Sources: The Daily Share (HLN TV), USA Today.com
…Three Americans have been infected (with the Ebola virus) — and…the World Health Organization warned that the number could shoot up to 10,000 people per week (yes, per week) by December. That’s 10 times the current rate of infection…
(T)he real answer to stopping Ebola? “Diagnostics certainly plays a central role in stemming the spread of Ebola,” says Anurag Mairal, the global program leader for PATH (Program for Appropriate Technology in Health), a humanitarian organization.

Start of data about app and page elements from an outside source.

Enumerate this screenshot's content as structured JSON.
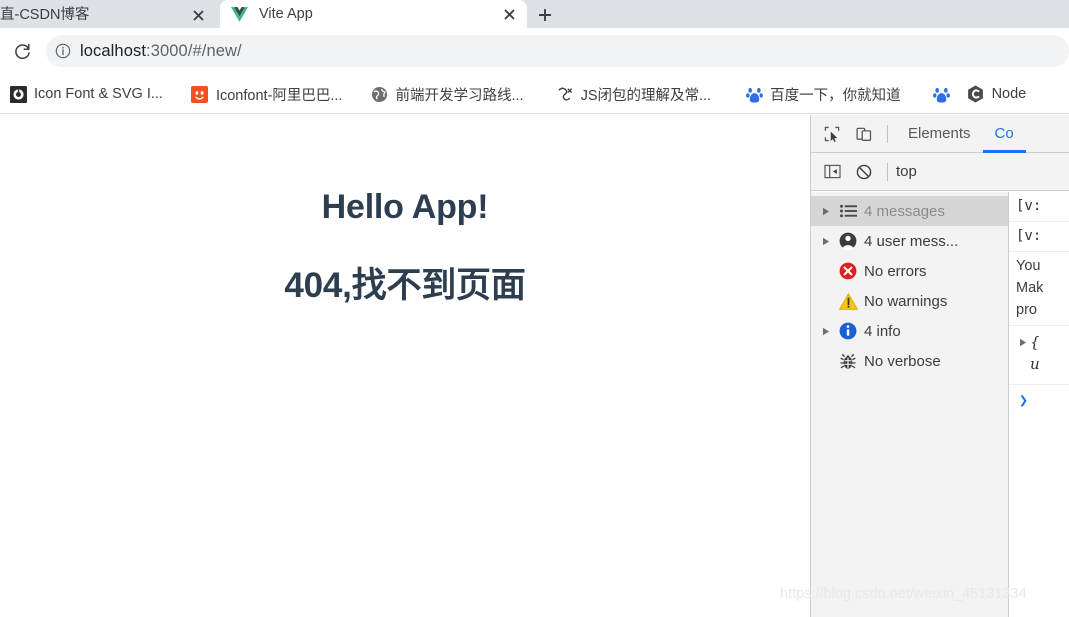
{
  "browser": {
    "tabs": [
      {
        "title": "直-CSDN博客",
        "favicon": "none-icon",
        "active": false,
        "close_label": "×"
      },
      {
        "title": "Vite App",
        "favicon": "vue-logo-icon",
        "active": true,
        "close_label": "×"
      }
    ],
    "new_tab_label": "+",
    "reload_icon": "reload-icon",
    "info_icon": "page-info-icon",
    "url": {
      "full": "localhost:3000/#/new/",
      "host": "localhost",
      "path": ":3000/#/new/"
    },
    "bookmarks": [
      {
        "label": "Icon Font & SVG I...",
        "icon": "iconfont-black-icon"
      },
      {
        "label": "Iconfont-阿里巴巴...",
        "icon": "iconfont-orange-icon"
      },
      {
        "label": "前端开发学习路线...",
        "icon": "globe-icon"
      },
      {
        "label": "JS闭包的理解及常...",
        "icon": "js-closure-icon"
      },
      {
        "label": "百度一下，你就知道",
        "icon": "baidu-icon"
      },
      {
        "label": "",
        "icon": "baidu-icon"
      },
      {
        "label": "Node",
        "icon": "nodejs-icon"
      }
    ]
  },
  "page": {
    "heading": "Hello App!",
    "subheading": "404,找不到页面",
    "text_color": "#2c3e50"
  },
  "devtools": {
    "inspect_icon": "inspect-element-icon",
    "device_icon": "device-toolbar-icon",
    "tabs": [
      {
        "label": "Elements",
        "active": false
      },
      {
        "label": "Co",
        "active": true
      }
    ],
    "sidebar_toggle_icon": "show-console-sidebar-icon",
    "clear_icon": "clear-console-icon",
    "context": "top",
    "filters": [
      {
        "label": "4 messages",
        "icon": "list-icon",
        "arrow": true,
        "selected": true,
        "muted": false
      },
      {
        "label": "4 user mess...",
        "icon": "user-icon",
        "arrow": true,
        "selected": false,
        "muted": false
      },
      {
        "label": "No errors",
        "icon": "error-icon",
        "arrow": false,
        "selected": false,
        "muted": false
      },
      {
        "label": "No warnings",
        "icon": "warning-icon",
        "arrow": false,
        "selected": false,
        "muted": false
      },
      {
        "label": "4 info",
        "icon": "info-icon",
        "arrow": true,
        "selected": false,
        "muted": false
      },
      {
        "label": "No verbose",
        "icon": "bug-icon",
        "arrow": false,
        "selected": false,
        "muted": false
      }
    ],
    "console_lines": [
      {
        "kind": "mono",
        "text": "[v:"
      },
      {
        "kind": "mono",
        "text": "[v:"
      },
      {
        "kind": "plain",
        "text": "You\nMak\npro"
      }
    ],
    "console_object": {
      "arrow": "▶",
      "line1": "{",
      "line2": "u"
    },
    "prompt_symbol": "❯",
    "accent_color": "#1a73e8"
  },
  "watermark": {
    "text": "https://blog.csdn.net/weixin_45131334"
  }
}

Though humanitarian organizations and governments have spent or committed more than $1 billion on the epidemic so far, diagnostics are nowhere near the top of their lists.
With (the) $20,000 standard qPCR Ebola testing machine…in short supply (reportedly fewer than a dozen in Liberia, Guinea and Sierra Leone combined) and a lag between testing and results, quick, cheap Ebola tests could seriously stanch the disease’s spread…
(T)he qPCR’s sleeker, faster rival, the Q16…(made by) PrimerDesign… is comparatively cheap at $6,000, and weighs less than 5 pounds, which makes diagnosis possible even in remote, rural areas. Results take 90 minutes, but the best part is this:
The Q16 can diagnose the virus within five days of infection, weeks before patients start showing symptoms…It’s slated to test live human samples soon.
Then there’s Selim Unlu, nanotechnologist, and his team at Boston University. Their invention…draws blood “straight from the vein,” dabs it on a silicon chip and shines a single-colored LED through it. The Ebola-specific particles appear as bright dots on the chip, if present. Like the PrimerDesign machine, it will be able to detect Ebola in asymptomatic patients…(H)is nanotechnology machine will take at least six months to hit the market.
Anurag Mairal notes that authorities in developed countries didn’t kick into high gear with research until it became clear that Ebola could reach them, too. In the future, ways will be needed to better incorporate diagnostics into the health care system instead of “simply rolling out new technology when an outbreak occurs.”